**Directions:** Return the material unaltered, line by line.

**Data shown:**
------------------------

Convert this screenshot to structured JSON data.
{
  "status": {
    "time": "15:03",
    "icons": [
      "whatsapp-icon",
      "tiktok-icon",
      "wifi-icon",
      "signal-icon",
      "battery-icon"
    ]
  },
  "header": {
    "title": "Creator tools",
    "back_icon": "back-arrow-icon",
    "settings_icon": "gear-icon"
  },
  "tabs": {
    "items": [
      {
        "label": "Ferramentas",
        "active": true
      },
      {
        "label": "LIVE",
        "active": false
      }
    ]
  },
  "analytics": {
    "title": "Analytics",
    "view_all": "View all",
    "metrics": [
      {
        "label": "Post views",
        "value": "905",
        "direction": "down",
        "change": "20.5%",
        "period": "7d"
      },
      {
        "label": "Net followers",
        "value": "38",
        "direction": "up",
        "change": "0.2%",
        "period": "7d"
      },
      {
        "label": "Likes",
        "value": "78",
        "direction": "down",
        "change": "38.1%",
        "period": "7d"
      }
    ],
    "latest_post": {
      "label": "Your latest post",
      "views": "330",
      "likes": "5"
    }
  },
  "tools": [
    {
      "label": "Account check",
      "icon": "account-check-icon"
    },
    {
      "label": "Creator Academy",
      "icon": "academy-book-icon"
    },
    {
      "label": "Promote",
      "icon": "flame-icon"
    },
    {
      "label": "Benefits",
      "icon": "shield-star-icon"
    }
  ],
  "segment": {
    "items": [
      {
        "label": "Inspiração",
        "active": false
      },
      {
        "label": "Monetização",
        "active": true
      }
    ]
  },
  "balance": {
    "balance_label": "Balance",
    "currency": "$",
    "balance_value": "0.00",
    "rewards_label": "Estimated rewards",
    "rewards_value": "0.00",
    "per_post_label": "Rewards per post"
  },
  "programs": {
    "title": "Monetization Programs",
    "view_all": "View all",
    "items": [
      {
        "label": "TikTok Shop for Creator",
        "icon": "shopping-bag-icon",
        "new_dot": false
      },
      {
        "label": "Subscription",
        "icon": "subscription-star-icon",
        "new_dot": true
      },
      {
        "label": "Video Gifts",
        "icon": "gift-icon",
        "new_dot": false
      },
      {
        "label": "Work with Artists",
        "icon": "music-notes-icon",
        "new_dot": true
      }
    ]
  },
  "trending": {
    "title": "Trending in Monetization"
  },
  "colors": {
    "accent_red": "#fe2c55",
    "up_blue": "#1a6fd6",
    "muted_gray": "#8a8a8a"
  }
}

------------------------

**The completed task:**
Convert this screenshot to structured JSON data.
{
  "status": {
    "time": "15:03",
    "icons": [
      "whatsapp-icon",
      "tiktok-icon",
      "wifi-icon",
      "signal-icon",
      "battery-icon"
    ]
  },
  "header": {
    "title": "Creator tools",
    "back_icon": "back-arrow-icon",
    "settings_icon": "gear-icon"
  },
  "tabs": {
    "items": [
      {
        "label": "Ferramentas",
        "active": true
      },
      {
        "label": "LIVE",
        "active": false
      }
    ]
  },
  "analytics": {
    "title": "Analytics",
    "view_all": "View all",
    "metrics": [
      {
        "label": "Post views",
        "value": "905",
        "direction": "down",
        "change": "20.5%",
        "period": "7d"
      },
      {
        "label": "Net followers",
        "value": "38",
        "direction": "up",
        "change": "0.2%",
        "period": "7d"
      },
      {
        "label": "Likes",
        "value": "78",
        "direction": "down",
        "change": "38.1%",
        "period": "7d"
      }
    ],
    "latest_post": {
      "label": "Your latest post",
      "views": "330",
      "likes": "5"
    }
  },
  "tools": [
    {
      "label": "Account check",
      "icon": "account-check-icon"
    },
    {
      "label": "Creator Academy",
      "icon": "academy-book-icon"
    },
    {
      "label": "Promote",
      "icon": "flame-icon"
    },
    {
      "label": "Benefits",
      "icon": "shield-star-icon"
    }
  ],
  "segment": {
    "items": [
      {
        "label": "Inspiração",
        "active": false
      },
      {
        "label": "Monetização",
        "active": true
      }
    ]
  },
  "balance": {
    "balance_label": "Balance",
    "currency": "$",
    "balance_value": "0.00",
    "rewards_label": "Estimated rewards",
    "rewards_value": "0.00",
    "per_post_label": "Rewards per post"
  },
  "programs": {
    "title": "Monetization Programs",
    "view_all": "View all",
    "items": [
      {
        "label": "TikTok Shop for Creator",
        "icon": "shopping-bag-icon",
        "new_dot": false
      },
      {
        "label": "Subscription",
        "icon": "subscription-star-icon",
        "new_dot": true
      },
      {
        "label": "Video Gifts",
        "icon": "gift-icon",
        "new_dot": false
      },
      {
        "label": "Work with Artists",
        "icon": "music-notes-icon",
        "new_dot": true
      }
    ]
  },
  "trending": {
    "title": "Trending in Monetization"
  },
  "colors": {
    "accent_red": "#fe2c55",
    "up_blue": "#1a6fd6",
    "muted_gray": "#8a8a8a"
  }
}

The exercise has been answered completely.